Materials provided |

....

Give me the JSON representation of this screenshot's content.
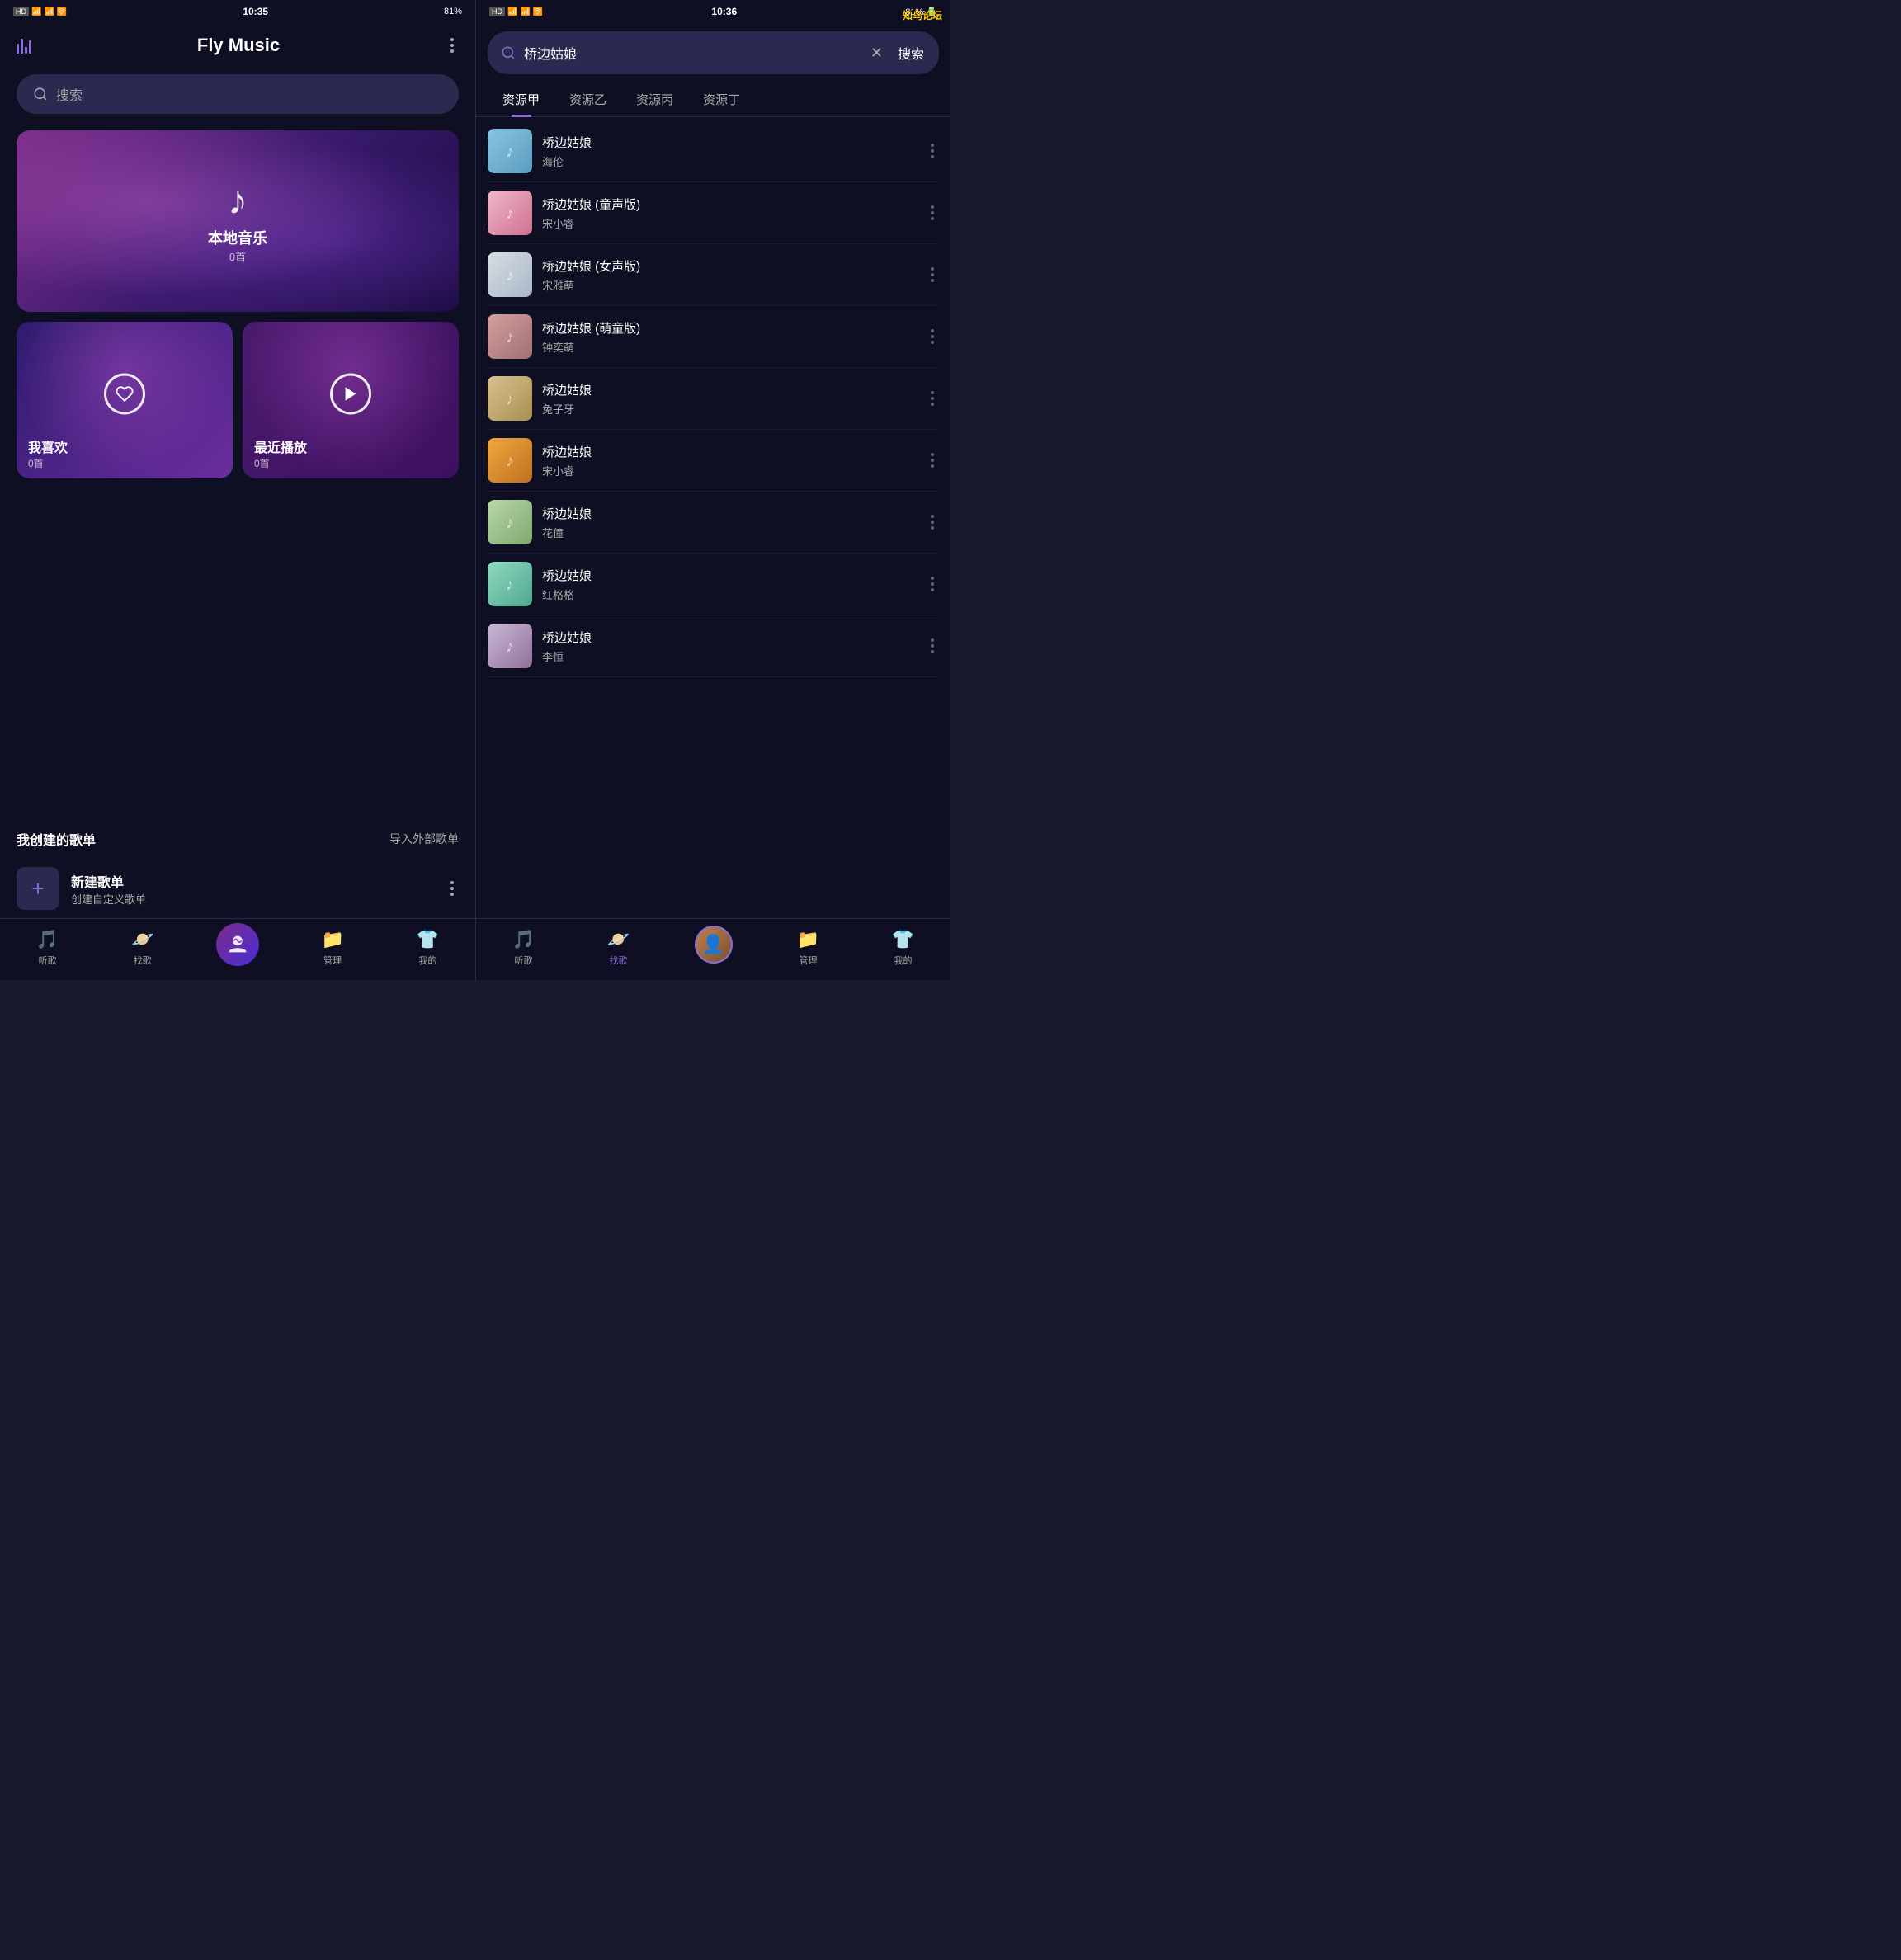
{
  "left": {
    "statusBar": {
      "signal": "HD 46 46",
      "battery": "81%",
      "time": "10:35"
    },
    "header": {
      "title": "Fly Music",
      "menuDots": "···"
    },
    "searchPlaceholder": "搜索",
    "mainCard": {
      "title": "本地音乐",
      "count": "0首"
    },
    "subCards": [
      {
        "title": "我喜欢",
        "count": "0首",
        "type": "likes"
      },
      {
        "title": "最近播放",
        "count": "0首",
        "type": "recent"
      }
    ],
    "playlistSection": {
      "title": "我创建的歌单",
      "importLabel": "导入外部歌单"
    },
    "newPlaylist": {
      "title": "新建歌单",
      "subtitle": "创建自定义歌单"
    },
    "bottomNav": [
      {
        "label": "听歌",
        "icon": "music-note",
        "active": false
      },
      {
        "label": "找歌",
        "icon": "discover",
        "active": false
      },
      {
        "label": "",
        "icon": "center",
        "active": false
      },
      {
        "label": "管理",
        "icon": "folder",
        "active": false
      },
      {
        "label": "我的",
        "icon": "shirt",
        "active": false
      }
    ]
  },
  "right": {
    "statusBar": {
      "signal": "HD 46 46",
      "battery": "81%",
      "time": "10:36"
    },
    "searchQuery": "桥边姑娘",
    "clearBtn": "✕",
    "submitBtn": "搜索",
    "tabs": [
      {
        "label": "资源甲",
        "active": true
      },
      {
        "label": "资源乙",
        "active": false
      },
      {
        "label": "资源丙",
        "active": false
      },
      {
        "label": "资源丁",
        "active": false
      }
    ],
    "results": [
      {
        "title": "桥边姑娘",
        "artist": "海伦",
        "thumbClass": "thumb-1"
      },
      {
        "title": "桥边姑娘 (童声版)",
        "artist": "宋小睿",
        "thumbClass": "thumb-2"
      },
      {
        "title": "桥边姑娘 (女声版)",
        "artist": "宋雅萌",
        "thumbClass": "thumb-3"
      },
      {
        "title": "桥边姑娘 (萌童版)",
        "artist": "钟奕萌",
        "thumbClass": "thumb-4"
      },
      {
        "title": "桥边姑娘",
        "artist": "兔子牙",
        "thumbClass": "thumb-5"
      },
      {
        "title": "桥边姑娘",
        "artist": "宋小睿",
        "thumbClass": "thumb-6"
      },
      {
        "title": "桥边姑娘",
        "artist": "花僮",
        "thumbClass": "thumb-7"
      },
      {
        "title": "桥边姑娘",
        "artist": "红格格",
        "thumbClass": "thumb-8"
      },
      {
        "title": "桥边姑娘",
        "artist": "李恒",
        "thumbClass": "thumb-9"
      }
    ],
    "bottomNav": [
      {
        "label": "听歌",
        "icon": "music-note",
        "active": false
      },
      {
        "label": "找歌",
        "icon": "discover",
        "active": true
      },
      {
        "label": "",
        "icon": "avatar",
        "active": false
      },
      {
        "label": "管理",
        "icon": "folder",
        "active": false
      },
      {
        "label": "我的",
        "icon": "shirt",
        "active": false
      }
    ],
    "watermark": "知鸟论坛"
  }
}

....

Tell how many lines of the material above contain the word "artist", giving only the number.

Finished exercise |
9